From Josh Marshall:
Think of the president as a failed or deadbeat entrepreneur (again, not such a stretch) who's already lost his investors a ton of money. He goes back to them and says, 'Okay, fine. You think I'm a moron and a screw-up who lost you guys a ton of money. Fine. But do you really want to finally, totally, conclusively kiss that $300 billion goodbye. You wanna just totally call it quits? Admit it's a total loss? What about giving me just another $10 billion and maybe somehow I'll actually pull this off?..."
In this way, paradoxically, the very magnitude of the president's failure has become his tacit ally. It's just such a big thing to come to grips with. And reinvesting in the president's folly, even after any hope of recouping the money is gone, carries the critical fringe benefit of sustaining our own collective and increasing threadbare denial.

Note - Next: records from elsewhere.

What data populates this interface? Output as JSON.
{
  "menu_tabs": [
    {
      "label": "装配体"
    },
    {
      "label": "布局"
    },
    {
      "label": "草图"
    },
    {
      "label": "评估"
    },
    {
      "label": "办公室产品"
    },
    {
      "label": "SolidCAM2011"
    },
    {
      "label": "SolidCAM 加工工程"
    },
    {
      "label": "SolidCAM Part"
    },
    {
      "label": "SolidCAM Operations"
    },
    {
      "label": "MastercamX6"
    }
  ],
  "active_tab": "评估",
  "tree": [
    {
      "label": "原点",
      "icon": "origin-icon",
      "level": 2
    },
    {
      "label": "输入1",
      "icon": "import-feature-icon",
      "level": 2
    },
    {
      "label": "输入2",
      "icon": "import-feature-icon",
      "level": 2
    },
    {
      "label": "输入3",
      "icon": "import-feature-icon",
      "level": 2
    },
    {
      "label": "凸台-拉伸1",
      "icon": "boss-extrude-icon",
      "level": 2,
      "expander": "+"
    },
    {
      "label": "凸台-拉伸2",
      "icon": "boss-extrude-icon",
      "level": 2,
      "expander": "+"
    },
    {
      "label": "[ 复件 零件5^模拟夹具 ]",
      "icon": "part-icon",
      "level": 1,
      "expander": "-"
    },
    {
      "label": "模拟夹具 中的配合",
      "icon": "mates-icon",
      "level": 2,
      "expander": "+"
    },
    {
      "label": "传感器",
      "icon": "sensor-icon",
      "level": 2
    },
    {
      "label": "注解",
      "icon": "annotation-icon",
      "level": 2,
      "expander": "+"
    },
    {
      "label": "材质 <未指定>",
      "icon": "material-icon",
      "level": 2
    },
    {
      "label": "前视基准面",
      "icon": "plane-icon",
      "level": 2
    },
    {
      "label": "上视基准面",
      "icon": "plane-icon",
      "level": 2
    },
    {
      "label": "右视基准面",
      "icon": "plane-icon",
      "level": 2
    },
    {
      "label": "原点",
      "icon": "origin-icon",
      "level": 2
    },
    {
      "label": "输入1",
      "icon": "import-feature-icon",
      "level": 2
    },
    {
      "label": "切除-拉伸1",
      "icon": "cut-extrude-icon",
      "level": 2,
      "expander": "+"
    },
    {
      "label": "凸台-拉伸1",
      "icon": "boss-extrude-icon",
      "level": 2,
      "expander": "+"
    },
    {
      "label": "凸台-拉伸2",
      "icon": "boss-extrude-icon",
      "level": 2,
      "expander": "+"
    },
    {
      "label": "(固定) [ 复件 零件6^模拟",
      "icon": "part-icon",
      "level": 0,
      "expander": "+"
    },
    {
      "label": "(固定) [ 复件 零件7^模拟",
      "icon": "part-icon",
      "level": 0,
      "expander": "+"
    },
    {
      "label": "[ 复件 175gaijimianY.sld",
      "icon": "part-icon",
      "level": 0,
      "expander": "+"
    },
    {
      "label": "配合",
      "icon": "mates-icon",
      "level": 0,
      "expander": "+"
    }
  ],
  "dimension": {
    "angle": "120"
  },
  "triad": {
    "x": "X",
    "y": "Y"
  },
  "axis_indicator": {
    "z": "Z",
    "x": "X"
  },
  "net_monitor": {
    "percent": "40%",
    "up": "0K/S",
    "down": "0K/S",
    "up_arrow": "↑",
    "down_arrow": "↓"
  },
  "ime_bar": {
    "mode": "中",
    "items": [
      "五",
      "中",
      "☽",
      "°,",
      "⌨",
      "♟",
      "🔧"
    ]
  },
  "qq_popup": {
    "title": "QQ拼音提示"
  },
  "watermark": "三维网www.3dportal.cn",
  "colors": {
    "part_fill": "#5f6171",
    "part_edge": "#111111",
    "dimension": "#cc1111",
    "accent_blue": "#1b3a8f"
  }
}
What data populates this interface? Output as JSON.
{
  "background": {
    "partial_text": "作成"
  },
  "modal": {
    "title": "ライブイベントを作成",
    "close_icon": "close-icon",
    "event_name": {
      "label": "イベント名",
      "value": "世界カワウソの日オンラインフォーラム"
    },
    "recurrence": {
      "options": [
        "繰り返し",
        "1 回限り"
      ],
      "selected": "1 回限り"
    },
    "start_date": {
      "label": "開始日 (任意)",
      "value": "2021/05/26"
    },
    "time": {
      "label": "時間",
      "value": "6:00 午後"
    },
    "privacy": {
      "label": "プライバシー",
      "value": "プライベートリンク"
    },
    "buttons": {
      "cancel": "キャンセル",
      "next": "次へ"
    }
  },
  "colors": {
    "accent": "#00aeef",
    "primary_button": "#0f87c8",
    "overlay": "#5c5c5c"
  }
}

But President Bush's interests are not the same as the country's. He's maxed out, in for 100%. If Iraq is a failure, a mistake, then the same words will be written right after his name in the history books. A country, though, can take missteps and mistakes, course corrections and dead ends, and move on. We've done it before and we'll do it again.
But President Bush can't and won't withdraw from Iraq because when he does, under the current conditions, he'll sign the epitaph, the historical death warrant for his presidency. Unlike in the past there are no family friends to pawn the failure off on and let them take the loss. It's all his. So he'll keep kicking the can down the road forever.